(Element data from apps and pages)
========================
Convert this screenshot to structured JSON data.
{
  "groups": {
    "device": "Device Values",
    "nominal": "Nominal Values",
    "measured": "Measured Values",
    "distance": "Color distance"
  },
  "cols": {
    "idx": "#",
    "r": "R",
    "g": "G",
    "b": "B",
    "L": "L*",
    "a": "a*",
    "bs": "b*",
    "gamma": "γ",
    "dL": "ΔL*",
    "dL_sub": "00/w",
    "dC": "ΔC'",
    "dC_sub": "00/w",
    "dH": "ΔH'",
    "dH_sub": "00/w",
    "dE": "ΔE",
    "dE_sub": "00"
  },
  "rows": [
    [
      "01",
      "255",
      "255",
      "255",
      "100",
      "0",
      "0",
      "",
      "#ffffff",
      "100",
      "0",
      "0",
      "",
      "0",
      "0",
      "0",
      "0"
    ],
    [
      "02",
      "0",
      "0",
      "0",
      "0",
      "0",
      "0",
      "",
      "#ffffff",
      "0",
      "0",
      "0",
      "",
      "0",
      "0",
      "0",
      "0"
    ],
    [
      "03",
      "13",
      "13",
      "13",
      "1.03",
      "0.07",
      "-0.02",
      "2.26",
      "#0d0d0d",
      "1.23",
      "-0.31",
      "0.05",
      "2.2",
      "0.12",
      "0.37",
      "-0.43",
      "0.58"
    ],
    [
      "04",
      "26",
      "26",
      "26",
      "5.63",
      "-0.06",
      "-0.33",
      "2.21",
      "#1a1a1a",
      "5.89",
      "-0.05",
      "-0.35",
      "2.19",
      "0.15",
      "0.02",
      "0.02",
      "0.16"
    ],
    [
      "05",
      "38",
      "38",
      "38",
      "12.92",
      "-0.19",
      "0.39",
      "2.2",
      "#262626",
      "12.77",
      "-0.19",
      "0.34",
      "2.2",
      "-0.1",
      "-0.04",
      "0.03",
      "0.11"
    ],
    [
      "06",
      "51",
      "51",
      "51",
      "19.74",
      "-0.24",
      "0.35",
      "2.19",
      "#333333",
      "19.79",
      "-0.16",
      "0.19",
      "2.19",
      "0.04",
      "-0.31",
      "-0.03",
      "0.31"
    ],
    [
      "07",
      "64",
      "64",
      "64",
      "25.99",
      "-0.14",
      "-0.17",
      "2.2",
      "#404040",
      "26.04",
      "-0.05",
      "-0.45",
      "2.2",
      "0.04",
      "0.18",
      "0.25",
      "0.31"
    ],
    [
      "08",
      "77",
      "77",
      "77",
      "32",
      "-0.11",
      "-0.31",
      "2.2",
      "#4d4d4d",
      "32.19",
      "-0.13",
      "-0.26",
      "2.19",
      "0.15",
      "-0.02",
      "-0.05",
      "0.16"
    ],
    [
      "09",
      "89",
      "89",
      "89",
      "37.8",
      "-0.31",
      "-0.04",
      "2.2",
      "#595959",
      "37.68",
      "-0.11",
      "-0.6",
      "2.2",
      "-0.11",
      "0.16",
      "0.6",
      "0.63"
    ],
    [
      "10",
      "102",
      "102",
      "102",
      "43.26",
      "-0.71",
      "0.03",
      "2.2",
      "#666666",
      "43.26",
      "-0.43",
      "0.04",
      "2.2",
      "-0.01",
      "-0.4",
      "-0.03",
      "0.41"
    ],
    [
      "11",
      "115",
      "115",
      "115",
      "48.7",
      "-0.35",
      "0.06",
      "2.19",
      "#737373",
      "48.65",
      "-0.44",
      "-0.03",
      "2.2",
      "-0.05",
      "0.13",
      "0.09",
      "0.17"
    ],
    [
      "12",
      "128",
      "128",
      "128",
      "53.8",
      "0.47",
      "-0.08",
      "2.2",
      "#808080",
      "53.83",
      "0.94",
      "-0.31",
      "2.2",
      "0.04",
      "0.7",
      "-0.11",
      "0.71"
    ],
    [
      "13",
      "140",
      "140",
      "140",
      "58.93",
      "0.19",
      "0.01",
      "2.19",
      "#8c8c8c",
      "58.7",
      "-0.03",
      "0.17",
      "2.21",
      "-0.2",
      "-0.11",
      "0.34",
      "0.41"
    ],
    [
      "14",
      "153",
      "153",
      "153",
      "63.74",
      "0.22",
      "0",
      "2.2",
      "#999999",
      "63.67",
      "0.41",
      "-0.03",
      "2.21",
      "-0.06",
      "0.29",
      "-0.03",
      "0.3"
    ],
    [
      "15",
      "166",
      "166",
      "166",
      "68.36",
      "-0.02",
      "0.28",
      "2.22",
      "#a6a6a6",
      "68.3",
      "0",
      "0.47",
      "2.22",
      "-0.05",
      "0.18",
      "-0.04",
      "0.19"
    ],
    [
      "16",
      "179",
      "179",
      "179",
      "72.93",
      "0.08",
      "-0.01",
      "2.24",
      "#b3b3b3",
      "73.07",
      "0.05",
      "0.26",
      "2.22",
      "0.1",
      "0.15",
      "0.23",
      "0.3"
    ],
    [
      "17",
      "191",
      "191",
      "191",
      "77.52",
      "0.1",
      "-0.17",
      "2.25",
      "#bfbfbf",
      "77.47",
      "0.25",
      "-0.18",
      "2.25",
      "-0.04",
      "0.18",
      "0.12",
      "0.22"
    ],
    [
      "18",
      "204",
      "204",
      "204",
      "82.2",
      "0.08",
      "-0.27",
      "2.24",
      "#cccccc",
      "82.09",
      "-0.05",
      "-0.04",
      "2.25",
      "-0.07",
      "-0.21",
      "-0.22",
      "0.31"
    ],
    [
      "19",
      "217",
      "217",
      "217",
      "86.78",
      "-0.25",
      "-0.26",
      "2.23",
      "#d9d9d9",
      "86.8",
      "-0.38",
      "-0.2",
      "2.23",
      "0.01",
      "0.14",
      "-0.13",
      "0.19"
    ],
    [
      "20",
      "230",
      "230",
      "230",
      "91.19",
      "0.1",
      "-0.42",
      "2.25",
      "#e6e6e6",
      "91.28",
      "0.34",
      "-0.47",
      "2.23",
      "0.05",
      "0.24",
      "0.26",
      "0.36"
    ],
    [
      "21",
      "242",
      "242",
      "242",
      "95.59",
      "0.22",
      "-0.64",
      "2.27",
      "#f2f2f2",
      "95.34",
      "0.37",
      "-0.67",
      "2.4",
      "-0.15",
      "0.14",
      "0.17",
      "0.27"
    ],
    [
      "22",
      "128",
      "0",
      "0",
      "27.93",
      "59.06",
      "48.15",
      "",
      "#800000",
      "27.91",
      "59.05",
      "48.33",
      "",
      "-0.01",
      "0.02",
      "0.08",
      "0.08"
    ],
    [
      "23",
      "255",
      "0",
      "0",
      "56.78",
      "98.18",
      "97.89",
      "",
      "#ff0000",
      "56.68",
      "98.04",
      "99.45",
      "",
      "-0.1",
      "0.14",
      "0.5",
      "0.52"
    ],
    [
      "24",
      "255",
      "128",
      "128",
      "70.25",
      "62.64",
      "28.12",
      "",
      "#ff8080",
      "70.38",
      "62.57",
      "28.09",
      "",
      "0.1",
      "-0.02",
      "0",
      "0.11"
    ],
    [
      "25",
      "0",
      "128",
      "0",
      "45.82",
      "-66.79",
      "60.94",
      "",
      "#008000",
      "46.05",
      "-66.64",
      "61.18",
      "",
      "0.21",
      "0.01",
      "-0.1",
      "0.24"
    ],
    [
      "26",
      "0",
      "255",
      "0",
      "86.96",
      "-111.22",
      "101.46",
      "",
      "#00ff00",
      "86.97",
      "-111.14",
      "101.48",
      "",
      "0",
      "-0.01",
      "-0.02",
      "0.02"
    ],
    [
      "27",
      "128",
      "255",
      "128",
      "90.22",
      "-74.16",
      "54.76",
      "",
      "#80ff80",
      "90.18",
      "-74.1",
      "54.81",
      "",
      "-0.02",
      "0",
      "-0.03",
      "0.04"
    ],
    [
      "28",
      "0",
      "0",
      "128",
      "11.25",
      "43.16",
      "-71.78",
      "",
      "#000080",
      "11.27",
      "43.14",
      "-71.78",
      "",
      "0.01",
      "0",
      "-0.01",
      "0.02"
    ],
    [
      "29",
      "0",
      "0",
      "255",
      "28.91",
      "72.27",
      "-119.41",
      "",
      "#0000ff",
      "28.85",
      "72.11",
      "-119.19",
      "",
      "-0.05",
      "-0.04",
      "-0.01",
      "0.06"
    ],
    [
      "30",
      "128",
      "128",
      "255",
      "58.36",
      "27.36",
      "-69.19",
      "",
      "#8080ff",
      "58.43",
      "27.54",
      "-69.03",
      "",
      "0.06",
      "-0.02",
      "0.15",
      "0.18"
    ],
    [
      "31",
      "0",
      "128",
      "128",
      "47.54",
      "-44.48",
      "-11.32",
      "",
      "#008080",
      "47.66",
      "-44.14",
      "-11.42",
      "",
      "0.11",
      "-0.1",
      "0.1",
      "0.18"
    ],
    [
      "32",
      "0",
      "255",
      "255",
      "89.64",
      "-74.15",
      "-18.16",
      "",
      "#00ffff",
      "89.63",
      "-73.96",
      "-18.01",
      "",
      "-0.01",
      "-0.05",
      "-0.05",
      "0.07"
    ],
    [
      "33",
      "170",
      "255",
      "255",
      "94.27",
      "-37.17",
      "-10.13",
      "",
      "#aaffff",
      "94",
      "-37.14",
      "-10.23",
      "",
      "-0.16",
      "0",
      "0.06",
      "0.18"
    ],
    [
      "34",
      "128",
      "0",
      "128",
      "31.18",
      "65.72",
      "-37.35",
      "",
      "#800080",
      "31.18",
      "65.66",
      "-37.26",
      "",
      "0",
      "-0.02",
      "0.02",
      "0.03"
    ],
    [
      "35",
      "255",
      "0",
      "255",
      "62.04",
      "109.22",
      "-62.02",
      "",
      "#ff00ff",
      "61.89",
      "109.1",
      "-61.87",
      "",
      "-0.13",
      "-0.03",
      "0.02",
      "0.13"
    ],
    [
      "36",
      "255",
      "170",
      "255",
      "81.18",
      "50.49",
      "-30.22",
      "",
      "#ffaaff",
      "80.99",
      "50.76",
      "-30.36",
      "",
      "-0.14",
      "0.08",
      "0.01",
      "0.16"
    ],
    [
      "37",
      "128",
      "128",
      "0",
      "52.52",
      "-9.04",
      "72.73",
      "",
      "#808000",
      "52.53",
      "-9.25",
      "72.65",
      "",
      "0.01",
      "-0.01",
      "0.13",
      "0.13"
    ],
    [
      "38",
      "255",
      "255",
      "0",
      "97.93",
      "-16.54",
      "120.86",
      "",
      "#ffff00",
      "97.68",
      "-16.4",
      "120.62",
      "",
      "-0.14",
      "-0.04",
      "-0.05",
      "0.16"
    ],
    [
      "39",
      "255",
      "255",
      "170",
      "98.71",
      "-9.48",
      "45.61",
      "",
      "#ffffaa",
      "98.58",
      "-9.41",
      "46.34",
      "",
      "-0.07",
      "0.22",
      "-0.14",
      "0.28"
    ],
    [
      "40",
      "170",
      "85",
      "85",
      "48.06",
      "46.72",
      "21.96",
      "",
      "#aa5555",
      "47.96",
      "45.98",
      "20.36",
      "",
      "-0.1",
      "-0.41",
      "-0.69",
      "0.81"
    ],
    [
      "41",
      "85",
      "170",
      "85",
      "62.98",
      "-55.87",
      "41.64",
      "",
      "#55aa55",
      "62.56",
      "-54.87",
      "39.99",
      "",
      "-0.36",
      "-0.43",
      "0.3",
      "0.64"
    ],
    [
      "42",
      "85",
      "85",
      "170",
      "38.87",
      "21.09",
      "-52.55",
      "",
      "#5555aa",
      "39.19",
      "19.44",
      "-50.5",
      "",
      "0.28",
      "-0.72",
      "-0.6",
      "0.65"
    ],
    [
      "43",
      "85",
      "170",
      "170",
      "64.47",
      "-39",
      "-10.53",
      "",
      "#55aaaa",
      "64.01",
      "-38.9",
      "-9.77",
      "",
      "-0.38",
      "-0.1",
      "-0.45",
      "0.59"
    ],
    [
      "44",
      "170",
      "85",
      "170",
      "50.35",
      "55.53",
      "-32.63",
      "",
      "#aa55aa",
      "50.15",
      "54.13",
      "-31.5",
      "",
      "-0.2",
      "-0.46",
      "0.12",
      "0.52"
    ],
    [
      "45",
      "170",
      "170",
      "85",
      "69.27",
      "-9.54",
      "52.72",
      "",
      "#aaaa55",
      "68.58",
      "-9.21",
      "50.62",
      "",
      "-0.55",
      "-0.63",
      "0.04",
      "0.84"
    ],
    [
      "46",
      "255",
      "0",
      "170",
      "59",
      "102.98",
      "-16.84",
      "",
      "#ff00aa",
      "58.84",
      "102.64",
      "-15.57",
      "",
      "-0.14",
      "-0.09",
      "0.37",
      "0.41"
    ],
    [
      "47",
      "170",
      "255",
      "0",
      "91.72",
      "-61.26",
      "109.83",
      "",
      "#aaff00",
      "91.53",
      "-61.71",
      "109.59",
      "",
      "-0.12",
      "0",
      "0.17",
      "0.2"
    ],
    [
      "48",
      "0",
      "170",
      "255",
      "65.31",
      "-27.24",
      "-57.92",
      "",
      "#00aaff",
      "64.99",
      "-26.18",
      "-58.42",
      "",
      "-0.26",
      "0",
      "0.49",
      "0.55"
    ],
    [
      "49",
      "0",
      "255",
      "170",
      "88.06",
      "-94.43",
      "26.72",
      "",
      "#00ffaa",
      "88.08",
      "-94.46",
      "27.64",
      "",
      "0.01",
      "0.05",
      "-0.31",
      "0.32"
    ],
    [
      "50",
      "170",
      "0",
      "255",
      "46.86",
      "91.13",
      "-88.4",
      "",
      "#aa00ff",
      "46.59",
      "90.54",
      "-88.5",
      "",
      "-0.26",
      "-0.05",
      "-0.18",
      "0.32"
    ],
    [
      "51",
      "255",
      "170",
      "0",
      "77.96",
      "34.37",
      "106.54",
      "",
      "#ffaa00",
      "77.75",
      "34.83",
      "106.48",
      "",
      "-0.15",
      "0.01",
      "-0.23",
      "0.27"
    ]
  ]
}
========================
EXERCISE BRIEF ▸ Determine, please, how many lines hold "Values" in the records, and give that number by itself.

RESPONSE FOR THIS EXERCISE ▸ 3